Compared with all of that, one turns with some relief to Chuck Close. As we have seen, unlike Freud’s long, demanding (for the subject anyway) sittings, Close works from photographs. And although there are obviously plenty of issues raised by the manner in which he chooses to convey the information, his paintings show every sign of being about likeness, about seeing, about face-to-face experience. At any rate, this is what Close himself says about them, and indeed, as I’ve seen from my own experience, it’s how they seem to work.
As Close says in the course of a genuinely interesting interview, printed in the catalogue,
I always thought that whatever has happened in someone’s life, there is evidence embedded in that face. If they have laughed their whole life they have laugh lines. And if they frowned their whole lives they have furrows.We almost relate to someone in one of these paintings as we would related to someone that we would meet [ … ] I think this can also happen with my own image and I think that is why I’m so careful to present it so neutrally, so that I’m not bound to get just one reading: that everyone can relate to this image as they would relate to me ….

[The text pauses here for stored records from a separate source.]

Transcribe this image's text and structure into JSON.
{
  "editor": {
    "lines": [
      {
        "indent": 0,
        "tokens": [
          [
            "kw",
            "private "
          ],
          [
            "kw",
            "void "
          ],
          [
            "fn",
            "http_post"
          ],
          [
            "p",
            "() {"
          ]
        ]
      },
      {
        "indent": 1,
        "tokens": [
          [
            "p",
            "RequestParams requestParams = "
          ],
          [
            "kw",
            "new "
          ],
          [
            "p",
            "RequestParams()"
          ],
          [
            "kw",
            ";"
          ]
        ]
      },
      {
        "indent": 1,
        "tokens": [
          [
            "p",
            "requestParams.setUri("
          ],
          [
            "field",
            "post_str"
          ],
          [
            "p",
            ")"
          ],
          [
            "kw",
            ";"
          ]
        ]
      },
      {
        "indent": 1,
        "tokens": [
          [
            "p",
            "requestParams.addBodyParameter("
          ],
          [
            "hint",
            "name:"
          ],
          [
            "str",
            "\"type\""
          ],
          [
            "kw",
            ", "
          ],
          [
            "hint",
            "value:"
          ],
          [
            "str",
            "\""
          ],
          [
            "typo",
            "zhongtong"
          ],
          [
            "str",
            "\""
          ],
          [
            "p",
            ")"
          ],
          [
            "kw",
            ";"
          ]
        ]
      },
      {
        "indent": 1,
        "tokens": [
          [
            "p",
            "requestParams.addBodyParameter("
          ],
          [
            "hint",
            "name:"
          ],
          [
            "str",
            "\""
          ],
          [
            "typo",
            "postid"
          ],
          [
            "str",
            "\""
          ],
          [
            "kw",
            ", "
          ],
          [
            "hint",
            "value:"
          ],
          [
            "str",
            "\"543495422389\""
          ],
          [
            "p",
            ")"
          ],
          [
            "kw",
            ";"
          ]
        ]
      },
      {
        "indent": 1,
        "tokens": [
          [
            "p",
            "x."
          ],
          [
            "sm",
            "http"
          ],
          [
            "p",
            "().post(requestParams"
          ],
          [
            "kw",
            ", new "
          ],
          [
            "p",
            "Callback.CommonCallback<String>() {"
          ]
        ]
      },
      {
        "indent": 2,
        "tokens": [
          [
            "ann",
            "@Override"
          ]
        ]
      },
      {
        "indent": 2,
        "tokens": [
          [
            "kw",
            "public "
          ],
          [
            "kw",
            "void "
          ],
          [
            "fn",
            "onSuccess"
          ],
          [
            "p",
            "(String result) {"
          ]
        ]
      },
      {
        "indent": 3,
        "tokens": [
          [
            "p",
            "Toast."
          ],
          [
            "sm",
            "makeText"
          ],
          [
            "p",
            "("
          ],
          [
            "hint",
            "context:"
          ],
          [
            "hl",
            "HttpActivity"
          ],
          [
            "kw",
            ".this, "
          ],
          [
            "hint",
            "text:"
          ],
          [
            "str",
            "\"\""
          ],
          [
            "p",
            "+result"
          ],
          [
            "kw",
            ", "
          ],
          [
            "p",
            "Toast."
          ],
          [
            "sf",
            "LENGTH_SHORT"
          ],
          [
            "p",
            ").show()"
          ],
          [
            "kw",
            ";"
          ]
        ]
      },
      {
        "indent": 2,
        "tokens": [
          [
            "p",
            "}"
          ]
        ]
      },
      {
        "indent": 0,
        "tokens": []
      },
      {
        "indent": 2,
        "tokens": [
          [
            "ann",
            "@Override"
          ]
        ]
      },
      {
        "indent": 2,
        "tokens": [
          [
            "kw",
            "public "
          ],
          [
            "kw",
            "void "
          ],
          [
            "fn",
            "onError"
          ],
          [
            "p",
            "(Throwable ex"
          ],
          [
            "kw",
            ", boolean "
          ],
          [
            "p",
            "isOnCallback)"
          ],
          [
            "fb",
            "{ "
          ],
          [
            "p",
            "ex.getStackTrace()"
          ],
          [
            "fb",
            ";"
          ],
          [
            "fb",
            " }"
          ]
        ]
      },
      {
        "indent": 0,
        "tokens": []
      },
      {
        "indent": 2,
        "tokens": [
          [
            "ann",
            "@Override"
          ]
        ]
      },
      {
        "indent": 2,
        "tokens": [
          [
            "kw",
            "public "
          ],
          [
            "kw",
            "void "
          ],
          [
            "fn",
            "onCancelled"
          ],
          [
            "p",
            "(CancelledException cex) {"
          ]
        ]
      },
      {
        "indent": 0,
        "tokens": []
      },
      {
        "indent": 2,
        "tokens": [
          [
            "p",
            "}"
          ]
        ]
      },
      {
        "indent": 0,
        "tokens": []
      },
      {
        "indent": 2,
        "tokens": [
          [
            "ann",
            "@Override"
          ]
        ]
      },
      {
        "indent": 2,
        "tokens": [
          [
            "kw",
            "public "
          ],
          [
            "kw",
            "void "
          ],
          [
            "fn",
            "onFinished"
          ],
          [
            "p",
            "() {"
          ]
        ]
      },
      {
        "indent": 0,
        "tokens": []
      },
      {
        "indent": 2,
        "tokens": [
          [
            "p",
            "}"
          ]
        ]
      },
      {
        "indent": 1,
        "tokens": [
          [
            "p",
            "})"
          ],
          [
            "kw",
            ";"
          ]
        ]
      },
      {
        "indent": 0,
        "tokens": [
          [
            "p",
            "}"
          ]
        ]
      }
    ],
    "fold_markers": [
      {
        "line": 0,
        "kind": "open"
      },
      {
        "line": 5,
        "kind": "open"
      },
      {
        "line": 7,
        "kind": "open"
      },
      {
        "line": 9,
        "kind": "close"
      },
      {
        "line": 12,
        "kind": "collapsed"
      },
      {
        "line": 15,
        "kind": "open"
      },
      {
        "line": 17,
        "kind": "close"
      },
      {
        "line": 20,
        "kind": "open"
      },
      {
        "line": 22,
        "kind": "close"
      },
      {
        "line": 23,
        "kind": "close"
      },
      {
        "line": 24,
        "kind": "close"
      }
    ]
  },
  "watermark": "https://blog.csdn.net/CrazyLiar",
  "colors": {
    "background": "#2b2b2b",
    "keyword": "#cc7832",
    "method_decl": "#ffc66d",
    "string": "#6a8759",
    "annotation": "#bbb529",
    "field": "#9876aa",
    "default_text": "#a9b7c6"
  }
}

And this, of course, takes us right back to the beginning. Almost as if enacting Close’s own narrative here, I first saw his self portraits, and then saw him, and was pleased at how well the two parts of the jigsaw puzzle came to fit together in my hands. It’s not just about verisimilitude, either — it’s about mood, warmth, iconography, palette, scale, ambience — and, as often happens with intuition, there’s nothing very objective about it. Let’s be honest. I was surprised, when I saw Close, about the extent of intuitive truth his pictures, for all their glossy contemporary self-consciousness, had been able to convey. Could it be that some of the pictures in Self Portrait, read not seriously but intuitively, whimsically, fantastically, might actually carry more weight than I could have believed? Sadly, yet obviously, the answer can never be proved. All we can do is to look, wonder, smile, grimace and stare, and generally do the best we can.
Some of the most stimulating art history of the past generation has attempted to excavate the circumstances surrounding the creation of specific works in search of context, meaning, purpose. Yet these have proved elusive. Looking back at even the best of such works, what is generally most striking now is not what they reveal about the art in question, but rather the preoccupations, political and cultural assumptions, quirks and blind spots of each art historian — although the datedness of these, like the clothing of ours parents’ day, may radiate as much retro charm as anything else, and may indeed come back into fashion again from time to time. What all of this does suggest, however, is that there is quite a lot one needs to know about a self portrait before it is possible even to begin to understand much about it, let alone comparing it with another self portrait. Beyond that, the rest is lovely, consoling, unsustainable daydreams.
And what’s wrong with that, you might well ask? Very little, probably. In any event, there’s no harm in making your way along to the NPG within the next few months, if only in order to decide for yourself.
Dr Bunny Smedley lives in central London, and wishes that her toddler son liked Van Eyck or even Velazquez as much as he does Rachel Whiteread.